#### HOW TO COMPLETE THIS TASK:
Your task is to find every line of the listing that includes "Unsafe" and copy it.

#### DATA FOR PROCESSING:
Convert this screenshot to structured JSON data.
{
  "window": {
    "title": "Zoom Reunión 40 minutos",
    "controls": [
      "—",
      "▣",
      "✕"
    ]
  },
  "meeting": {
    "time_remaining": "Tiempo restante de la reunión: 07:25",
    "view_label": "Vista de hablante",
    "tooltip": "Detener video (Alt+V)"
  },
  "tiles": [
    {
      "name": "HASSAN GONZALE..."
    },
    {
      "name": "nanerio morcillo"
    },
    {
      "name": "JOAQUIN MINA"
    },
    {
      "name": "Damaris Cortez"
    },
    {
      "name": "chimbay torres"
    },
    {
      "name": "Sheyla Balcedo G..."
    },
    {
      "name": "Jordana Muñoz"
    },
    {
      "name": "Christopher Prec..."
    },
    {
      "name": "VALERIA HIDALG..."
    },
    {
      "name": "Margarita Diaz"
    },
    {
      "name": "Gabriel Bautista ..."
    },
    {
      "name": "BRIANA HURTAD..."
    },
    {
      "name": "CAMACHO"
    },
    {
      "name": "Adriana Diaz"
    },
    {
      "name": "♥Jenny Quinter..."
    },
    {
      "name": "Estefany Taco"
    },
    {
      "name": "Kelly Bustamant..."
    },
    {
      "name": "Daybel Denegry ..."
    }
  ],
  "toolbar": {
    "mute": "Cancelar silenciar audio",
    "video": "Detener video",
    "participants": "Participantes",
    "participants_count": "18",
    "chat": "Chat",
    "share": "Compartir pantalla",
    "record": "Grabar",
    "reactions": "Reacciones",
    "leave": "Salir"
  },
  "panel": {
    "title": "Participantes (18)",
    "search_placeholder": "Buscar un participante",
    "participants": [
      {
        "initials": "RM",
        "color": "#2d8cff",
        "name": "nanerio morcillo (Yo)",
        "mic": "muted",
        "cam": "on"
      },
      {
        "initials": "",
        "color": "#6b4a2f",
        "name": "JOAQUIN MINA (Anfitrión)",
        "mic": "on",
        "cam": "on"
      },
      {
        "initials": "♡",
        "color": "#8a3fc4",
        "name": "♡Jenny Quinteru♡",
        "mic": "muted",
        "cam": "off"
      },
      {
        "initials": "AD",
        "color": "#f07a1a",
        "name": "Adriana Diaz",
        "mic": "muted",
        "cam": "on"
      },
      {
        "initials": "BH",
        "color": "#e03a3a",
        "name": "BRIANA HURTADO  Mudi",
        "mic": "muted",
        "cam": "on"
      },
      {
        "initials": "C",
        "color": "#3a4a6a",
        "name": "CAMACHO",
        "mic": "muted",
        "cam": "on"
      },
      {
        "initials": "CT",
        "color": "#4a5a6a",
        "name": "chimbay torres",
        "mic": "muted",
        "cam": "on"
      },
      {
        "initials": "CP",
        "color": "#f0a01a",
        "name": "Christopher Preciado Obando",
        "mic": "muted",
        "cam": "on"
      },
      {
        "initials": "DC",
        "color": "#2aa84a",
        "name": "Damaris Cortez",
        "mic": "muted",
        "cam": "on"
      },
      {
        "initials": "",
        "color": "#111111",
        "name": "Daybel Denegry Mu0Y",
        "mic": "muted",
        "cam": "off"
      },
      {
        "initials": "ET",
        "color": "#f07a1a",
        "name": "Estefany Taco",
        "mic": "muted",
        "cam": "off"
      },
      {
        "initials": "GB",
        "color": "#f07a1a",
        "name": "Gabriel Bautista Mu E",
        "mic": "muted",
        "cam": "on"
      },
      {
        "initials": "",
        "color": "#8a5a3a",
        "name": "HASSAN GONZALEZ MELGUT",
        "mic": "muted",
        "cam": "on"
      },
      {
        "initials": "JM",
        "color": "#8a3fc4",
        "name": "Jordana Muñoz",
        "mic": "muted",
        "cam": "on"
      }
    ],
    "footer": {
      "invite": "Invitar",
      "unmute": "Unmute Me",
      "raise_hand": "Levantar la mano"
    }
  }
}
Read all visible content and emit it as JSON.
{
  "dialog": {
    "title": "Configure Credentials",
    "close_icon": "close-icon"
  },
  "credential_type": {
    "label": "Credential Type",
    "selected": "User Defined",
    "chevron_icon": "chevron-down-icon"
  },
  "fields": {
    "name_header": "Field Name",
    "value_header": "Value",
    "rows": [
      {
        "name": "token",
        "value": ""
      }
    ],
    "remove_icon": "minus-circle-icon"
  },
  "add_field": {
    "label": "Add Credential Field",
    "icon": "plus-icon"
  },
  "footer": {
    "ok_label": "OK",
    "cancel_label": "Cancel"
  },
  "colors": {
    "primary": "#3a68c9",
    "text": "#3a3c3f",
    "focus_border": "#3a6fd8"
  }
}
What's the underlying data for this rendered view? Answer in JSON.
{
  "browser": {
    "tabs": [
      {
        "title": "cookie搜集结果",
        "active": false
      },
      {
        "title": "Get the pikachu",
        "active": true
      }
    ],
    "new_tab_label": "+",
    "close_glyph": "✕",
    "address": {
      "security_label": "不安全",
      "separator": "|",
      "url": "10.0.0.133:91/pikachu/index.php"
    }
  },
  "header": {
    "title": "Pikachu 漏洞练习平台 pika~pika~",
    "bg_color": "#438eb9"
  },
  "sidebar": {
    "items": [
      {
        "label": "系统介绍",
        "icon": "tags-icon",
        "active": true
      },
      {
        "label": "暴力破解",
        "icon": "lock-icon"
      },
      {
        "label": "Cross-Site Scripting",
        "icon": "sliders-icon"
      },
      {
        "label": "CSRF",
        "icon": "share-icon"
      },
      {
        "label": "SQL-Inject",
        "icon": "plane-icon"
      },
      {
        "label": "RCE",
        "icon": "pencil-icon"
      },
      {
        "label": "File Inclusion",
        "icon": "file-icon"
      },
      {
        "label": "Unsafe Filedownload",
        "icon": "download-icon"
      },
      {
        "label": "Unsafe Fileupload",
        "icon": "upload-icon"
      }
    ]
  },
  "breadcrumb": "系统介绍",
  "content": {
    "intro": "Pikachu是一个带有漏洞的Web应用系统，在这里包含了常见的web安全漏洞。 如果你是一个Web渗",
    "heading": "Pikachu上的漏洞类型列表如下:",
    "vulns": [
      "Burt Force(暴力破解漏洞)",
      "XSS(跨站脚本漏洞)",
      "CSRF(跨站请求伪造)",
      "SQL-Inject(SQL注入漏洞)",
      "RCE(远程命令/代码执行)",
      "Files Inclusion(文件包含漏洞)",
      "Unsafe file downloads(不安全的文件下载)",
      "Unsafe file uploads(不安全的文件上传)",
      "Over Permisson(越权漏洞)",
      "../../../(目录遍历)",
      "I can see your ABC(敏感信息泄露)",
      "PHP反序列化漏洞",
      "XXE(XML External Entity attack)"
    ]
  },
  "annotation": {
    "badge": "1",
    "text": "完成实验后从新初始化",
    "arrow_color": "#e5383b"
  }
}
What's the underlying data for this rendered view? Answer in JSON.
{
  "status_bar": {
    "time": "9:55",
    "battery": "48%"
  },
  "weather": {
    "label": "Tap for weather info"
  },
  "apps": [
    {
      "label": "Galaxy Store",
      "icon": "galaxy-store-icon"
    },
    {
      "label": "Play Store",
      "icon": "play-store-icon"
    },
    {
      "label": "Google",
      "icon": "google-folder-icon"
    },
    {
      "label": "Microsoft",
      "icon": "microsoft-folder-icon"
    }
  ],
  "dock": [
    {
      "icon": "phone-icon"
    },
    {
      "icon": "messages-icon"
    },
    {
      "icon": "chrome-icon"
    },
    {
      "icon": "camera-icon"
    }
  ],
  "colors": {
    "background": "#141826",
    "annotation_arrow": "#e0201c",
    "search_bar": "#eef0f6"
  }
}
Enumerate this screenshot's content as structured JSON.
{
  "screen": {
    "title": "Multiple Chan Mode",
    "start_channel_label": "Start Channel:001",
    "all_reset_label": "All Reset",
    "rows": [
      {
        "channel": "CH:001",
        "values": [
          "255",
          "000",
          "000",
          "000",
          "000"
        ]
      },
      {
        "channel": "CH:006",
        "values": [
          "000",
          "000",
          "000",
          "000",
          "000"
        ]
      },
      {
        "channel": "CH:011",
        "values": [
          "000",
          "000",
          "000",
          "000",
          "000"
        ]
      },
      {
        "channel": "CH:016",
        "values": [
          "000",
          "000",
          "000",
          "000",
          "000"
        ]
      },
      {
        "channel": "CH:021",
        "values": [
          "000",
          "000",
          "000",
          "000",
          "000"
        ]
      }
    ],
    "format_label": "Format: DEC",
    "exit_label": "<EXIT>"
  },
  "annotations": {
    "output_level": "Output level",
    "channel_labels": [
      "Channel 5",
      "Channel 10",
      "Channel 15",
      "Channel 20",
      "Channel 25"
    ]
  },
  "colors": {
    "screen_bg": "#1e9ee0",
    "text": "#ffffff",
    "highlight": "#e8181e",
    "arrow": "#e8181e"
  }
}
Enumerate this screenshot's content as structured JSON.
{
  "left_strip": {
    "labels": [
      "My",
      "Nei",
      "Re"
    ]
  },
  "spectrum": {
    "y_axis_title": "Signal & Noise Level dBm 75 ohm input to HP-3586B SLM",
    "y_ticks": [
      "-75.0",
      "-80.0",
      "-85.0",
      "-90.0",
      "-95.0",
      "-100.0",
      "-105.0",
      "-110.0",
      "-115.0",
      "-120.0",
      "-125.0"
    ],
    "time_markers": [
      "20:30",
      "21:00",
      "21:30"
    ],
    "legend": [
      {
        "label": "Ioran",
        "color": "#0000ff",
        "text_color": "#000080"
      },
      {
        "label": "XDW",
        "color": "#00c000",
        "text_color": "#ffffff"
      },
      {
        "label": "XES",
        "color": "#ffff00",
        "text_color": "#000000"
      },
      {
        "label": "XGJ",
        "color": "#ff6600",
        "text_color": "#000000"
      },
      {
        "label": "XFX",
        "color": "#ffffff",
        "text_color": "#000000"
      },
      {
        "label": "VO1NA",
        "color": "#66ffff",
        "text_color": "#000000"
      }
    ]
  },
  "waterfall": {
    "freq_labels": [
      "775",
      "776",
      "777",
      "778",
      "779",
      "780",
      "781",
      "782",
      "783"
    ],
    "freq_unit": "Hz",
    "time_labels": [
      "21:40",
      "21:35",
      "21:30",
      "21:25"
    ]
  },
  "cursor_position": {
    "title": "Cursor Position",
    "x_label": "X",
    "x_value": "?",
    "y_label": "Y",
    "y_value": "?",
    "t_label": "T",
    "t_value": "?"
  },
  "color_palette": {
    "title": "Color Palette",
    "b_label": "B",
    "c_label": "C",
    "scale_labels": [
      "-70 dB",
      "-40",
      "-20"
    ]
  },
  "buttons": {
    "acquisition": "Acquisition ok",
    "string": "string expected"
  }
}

#### RESPONSE BELOW:
        "label": "Unsafe Filedownload",
        "label": "Unsafe Fileupload",
      "Unsafe file downloads(不安全的文件下载)",
      "Unsafe file uploads(不安全的文件上传)",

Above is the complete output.